If you are visiting or just moved to the UK, you cannot miss people all over the country donning a vibrant red flower on their lapels, coats, and scarves in the early days of November. This cherished tradition is known as Remembrance Day, and the iconic poppy has been its faithful ambassador for over a century.
Remembrance Day, observed on November 11th each year, commemorates the end of World War I. On the 11th hour of the 11th day of the 11th month in 1918, the armistice was signed, marking the cessation of hostilities.
The poppy became associated with this day of remembrance thanks to the famous war poem "In Flanders Fields" by Lieutenant Colonel John McCrae, who served as a field surgeon in World War I. The poem describes how poppies grew amidst the graves of fallen soldiers in Flanders, a region in Belgium heavily impacted by the war.
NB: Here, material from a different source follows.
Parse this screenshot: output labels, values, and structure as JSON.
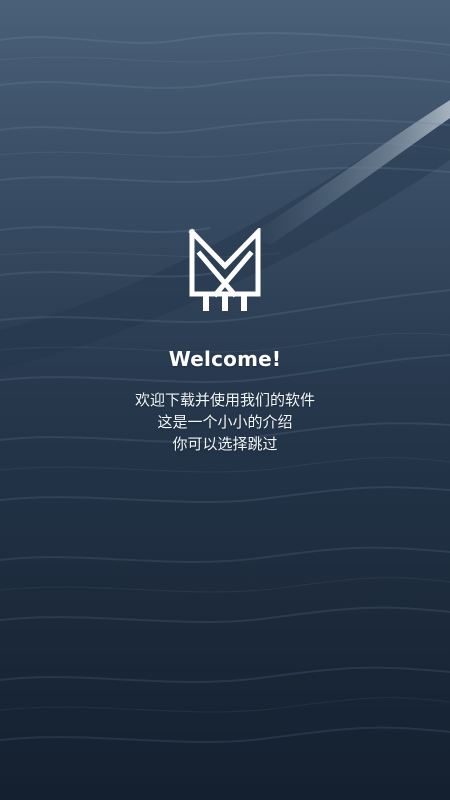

The Birth of the Poppy Appeal
In 1921, inspired by McCrae's poem, an American woman named Moina Michael began the tradition of wearing red poppies to honor the fallen soldiers and support their families. The idea quickly spread to the UK, thanks to the efforts of Madame Anna Guérin, a Frenchwoman who collaborated with the Royal British Legion. Thus, the Poppy Appeal was born.
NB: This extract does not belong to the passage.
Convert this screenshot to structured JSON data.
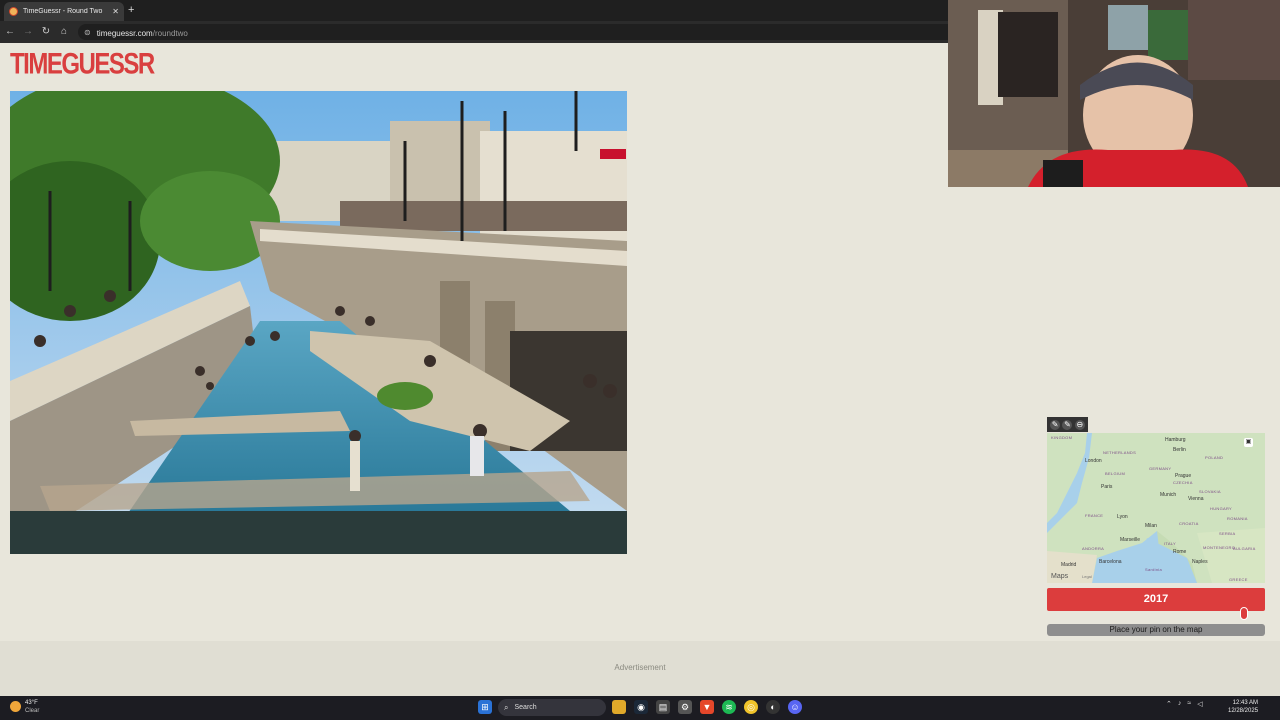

The Poppy Appeal is an annual fundraising campaign that collects donations in exchange for paper poppies. These donations support veterans and their families. Over the years, the poppy has become a poignant symbol of remembrance and gratitude for the sacrifices made by those who served in the armed forces.
The Poppy Today
In the UK, you'll see the iconic red poppies adorning the lapels and collars of people from all walks of life and nationalities throughout November. The poppy's ubiquity is a testament to the enduring spirit of remembrance and the country's deep respect for its veterans.
The funds collected through the Poppy Appeal support a wide range of services for veterans and their families, including financial assistance, medical care, and emotional support. It's a tangible way for the community to give back to those who have given so much for their country.
Other traditions to commemorate Remembrance Day include:
Two-Minute Silence: At the heart of Remembrance Day is a two-minute silence observed at 11:00 AM, marking the precise moment when the armistice was signed in 1918 to end World War I. During this silence, people across the country pause in their activities to pay their respects and remember the fallen. It's a moment of reflection and contemplation.
Remembrance Sunday: While Remembrance Day itself falls on November 11th, the Sunday nearest to this date is designated as Remembrance Sunday. On this day, large-scale memorial services are held across the country. The National Service of Remembrance takes place at the Cenotaph in London, attended by members of the royal family, political leaders, veterans, and the public.
By participating in the Poppy Appeal, you'll be part of a cherished tradition that unites the UK in a profound display of gratitude and remembrance.